It has been a terrific con. I ran two games for the tabletop program: In “Shadows of the Singer and the Star,” for Blue Rose, a small group of Aldin envoys of the Sovereign’s Finest investigated the disappearance of two young men from a town and uncovers a far greater threat.

Donna's Titansgrave players

Donna’s Titansgrave players

In “Whatever Happened to Stonewall?” for Icons Superpowered Roleplaying, a team of randomly generated heroes (Lineage, Heavyweight, Insectoid, Insight, and Mantis) helped save the legendary lesbian hero Stonewall from the armored Invictus and protect some of New York City’s queer monuments from his destroyer robots. Both groups of players were enthusiastic and really threw themselves into the games.

It was my second time running Blue Rose using the Adventure Game Engine rules system at a convention, and it underlined just how well the system will work in the forthcoming edition. There were also games of Titansgrave and A Song of Ice and Fire Roleplaying on-offer from Donna and Joe, along with a room of Pathfinder and Dungeons & Dragons tables.
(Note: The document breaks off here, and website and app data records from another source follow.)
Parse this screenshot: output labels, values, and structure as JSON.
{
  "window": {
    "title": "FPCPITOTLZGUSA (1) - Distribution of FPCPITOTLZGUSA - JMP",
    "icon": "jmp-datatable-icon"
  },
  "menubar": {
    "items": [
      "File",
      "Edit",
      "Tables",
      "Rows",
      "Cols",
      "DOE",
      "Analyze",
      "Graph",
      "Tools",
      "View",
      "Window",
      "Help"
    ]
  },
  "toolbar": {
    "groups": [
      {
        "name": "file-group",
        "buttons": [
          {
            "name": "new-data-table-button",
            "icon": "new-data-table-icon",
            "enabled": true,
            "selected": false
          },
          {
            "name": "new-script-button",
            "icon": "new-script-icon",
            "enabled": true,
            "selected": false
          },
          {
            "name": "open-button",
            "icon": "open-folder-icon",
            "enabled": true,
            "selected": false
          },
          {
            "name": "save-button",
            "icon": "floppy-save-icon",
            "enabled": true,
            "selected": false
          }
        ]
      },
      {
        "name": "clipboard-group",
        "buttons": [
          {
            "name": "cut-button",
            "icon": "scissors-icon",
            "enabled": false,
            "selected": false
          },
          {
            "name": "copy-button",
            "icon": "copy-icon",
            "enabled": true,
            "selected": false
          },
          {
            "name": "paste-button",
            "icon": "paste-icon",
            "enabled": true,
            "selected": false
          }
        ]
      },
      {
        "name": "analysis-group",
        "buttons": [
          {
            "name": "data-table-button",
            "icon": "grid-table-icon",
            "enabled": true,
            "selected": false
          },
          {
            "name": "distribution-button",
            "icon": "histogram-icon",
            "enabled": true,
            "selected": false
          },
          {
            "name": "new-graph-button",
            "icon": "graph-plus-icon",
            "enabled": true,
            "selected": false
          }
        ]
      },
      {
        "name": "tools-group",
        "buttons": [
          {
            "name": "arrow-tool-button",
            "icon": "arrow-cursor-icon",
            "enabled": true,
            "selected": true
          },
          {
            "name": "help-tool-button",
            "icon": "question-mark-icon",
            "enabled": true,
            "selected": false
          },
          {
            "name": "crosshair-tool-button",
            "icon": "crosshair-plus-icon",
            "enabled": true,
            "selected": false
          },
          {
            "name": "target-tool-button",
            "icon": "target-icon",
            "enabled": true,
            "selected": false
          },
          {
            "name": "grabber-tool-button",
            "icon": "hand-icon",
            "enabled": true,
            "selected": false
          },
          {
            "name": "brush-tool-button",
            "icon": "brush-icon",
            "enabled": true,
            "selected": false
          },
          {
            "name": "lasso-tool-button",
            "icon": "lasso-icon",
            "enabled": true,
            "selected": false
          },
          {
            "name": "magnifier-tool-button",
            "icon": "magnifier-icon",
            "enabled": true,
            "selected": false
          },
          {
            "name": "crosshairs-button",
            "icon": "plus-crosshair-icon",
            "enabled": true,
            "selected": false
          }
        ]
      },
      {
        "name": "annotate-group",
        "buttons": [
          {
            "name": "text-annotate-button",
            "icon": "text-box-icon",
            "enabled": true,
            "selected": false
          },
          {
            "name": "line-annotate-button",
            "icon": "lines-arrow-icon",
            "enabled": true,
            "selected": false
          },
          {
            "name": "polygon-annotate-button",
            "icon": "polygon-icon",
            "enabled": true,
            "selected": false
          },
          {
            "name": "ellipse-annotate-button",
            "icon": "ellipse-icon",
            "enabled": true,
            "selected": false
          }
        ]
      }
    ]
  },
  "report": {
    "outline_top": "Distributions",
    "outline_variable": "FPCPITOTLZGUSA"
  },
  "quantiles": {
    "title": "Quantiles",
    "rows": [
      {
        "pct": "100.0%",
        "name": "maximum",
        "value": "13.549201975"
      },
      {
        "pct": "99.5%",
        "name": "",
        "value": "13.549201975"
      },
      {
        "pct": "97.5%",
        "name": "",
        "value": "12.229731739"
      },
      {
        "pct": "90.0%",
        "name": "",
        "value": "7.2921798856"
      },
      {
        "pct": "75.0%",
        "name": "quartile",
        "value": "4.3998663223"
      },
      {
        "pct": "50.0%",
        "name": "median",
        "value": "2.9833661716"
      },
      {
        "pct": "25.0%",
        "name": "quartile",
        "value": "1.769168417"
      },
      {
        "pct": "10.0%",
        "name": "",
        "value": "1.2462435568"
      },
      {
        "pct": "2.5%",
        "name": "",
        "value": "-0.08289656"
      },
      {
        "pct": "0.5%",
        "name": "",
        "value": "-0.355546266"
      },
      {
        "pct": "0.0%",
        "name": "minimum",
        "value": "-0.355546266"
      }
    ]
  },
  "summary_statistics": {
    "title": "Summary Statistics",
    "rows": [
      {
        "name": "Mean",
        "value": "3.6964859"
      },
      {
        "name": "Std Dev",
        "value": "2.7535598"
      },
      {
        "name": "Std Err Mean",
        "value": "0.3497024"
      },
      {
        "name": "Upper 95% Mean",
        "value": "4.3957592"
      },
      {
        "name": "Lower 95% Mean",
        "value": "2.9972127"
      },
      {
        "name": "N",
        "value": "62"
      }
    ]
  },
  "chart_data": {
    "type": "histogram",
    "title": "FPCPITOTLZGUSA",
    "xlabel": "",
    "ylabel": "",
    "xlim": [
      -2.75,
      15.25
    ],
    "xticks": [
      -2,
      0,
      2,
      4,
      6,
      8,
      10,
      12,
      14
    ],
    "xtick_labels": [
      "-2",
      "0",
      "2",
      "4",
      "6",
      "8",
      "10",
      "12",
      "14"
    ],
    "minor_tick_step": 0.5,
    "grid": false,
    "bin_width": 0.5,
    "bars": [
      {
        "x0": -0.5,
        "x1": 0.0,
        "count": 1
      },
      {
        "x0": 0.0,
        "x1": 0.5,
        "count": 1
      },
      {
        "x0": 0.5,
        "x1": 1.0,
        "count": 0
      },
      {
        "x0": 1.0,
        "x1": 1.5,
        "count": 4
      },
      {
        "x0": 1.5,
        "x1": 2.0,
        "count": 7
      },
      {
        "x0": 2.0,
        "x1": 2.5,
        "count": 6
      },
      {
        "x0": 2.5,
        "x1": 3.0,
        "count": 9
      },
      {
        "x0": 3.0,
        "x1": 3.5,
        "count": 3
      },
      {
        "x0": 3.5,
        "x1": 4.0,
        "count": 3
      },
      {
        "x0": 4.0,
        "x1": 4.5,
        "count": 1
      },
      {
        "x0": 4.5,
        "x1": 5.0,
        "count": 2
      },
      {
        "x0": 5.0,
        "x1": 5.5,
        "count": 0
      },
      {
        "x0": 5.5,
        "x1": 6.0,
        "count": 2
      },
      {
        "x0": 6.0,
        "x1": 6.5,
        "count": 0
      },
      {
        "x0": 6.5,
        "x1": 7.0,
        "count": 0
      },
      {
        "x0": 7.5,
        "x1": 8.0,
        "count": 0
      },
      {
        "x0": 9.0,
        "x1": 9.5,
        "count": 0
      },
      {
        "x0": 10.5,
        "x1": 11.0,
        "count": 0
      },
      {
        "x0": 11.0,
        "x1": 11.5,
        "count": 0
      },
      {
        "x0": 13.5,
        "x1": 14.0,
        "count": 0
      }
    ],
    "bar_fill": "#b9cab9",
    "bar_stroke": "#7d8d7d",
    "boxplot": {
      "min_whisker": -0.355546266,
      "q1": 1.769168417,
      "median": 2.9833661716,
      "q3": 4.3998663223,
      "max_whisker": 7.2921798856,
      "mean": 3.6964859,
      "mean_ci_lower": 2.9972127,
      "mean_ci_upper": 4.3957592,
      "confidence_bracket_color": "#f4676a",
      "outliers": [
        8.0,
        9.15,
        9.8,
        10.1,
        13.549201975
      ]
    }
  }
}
Queer as a Three-Sided Die panel

Queer as a Three-Sided Die panel

GaymerX offered a robust panel and seminar selection. We were able to bring the popular “Queer as a Three-Sided Die” panel we started at GenCon a few years ago to this con, where it found an enthusiastic audience. “Queer Divinities” talked about real world and fantasy mythology and theology and even got quoted in online coverage of the con. Sunday morning, Joe Carriker, Paizo’s Wes Schneider, and I ran a three-hour workshop on game-mastering skills, tips, and techniques, covering a wide range of topics, fielding questions, and sharing experiences along with our audience. The time flew by! GaymerX has a YouTube channel where they plan to share recordings of many of the seminars and panels.

Tim Mottishaw runs Star Wars for the game guests

Tim Mottishaw runs Star Wars for the game guests

Of course, the con wasn’t all about work. Our host, tabletop coordinator Tim Mottishaw, treated us to a game of Fantasy Flight’s Star Wars: Force & Destiny RPG and there were parties galore, from a VIP get-together to the cosplay prom and a drag show. By all reports, tabletop events and offerings did well at GaymerX. I certainly hope so, as I’d like to see them continue to grow and remain part of the vibrant, inclusive, fun-loving, creative community where everyone has a place at the table.

Looking forward to plans for next year’s GaymerX!